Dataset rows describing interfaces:
- Opening Delimiter -

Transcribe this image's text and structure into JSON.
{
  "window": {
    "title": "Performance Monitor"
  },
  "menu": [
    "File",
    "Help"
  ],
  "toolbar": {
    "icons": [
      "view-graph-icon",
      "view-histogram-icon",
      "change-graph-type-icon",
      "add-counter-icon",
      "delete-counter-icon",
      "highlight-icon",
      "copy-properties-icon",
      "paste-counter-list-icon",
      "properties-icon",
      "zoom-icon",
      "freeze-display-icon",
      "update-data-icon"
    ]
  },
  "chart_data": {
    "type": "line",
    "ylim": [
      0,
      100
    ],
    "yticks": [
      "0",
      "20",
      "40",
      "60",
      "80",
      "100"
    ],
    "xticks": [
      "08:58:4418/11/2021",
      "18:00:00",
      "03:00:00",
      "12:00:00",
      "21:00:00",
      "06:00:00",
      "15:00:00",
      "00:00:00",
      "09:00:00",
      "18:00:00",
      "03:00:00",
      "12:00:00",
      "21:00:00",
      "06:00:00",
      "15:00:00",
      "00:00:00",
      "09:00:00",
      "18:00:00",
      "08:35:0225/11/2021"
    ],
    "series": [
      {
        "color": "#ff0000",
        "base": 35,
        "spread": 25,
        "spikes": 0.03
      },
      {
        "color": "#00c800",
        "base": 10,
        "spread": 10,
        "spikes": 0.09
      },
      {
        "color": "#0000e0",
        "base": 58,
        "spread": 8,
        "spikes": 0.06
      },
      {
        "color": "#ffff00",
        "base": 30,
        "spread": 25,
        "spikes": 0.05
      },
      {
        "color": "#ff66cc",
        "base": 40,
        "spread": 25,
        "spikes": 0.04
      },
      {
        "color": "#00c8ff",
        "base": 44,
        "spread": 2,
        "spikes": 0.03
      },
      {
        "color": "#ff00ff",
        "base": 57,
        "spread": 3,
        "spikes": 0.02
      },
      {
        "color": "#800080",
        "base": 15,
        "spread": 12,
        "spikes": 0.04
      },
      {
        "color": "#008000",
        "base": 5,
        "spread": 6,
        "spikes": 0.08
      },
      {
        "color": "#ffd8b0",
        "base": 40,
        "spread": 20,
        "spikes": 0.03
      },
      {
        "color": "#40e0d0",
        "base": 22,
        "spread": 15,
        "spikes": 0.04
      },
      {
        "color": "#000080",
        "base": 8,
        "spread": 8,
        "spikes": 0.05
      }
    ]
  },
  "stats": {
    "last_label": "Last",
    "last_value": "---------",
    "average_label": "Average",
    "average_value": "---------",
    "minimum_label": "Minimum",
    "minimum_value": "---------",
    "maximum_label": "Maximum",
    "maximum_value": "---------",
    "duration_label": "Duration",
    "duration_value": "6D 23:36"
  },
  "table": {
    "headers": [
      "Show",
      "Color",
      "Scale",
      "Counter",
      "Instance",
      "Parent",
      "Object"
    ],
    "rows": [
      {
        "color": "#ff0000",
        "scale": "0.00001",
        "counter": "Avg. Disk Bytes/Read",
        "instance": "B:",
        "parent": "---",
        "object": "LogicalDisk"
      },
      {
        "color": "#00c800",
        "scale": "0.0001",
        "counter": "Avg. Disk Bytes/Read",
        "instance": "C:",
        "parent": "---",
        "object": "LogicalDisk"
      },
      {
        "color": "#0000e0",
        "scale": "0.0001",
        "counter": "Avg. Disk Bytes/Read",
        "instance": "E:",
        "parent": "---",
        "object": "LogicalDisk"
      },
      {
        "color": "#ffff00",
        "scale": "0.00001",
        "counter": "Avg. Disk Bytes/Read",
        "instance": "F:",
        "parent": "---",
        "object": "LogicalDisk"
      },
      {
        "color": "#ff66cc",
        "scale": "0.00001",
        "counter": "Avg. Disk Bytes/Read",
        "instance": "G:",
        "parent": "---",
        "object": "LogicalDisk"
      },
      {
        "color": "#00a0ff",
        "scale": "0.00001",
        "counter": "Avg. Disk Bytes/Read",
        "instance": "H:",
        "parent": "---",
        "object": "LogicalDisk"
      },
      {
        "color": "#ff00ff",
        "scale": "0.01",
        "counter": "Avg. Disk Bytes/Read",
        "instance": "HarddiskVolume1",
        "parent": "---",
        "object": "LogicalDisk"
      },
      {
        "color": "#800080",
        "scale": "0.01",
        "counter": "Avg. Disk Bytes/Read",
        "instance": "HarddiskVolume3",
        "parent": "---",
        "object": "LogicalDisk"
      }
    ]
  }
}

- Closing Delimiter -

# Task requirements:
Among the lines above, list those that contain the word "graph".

# Written answer:
      "view-graph-icon",
      "change-graph-type-icon",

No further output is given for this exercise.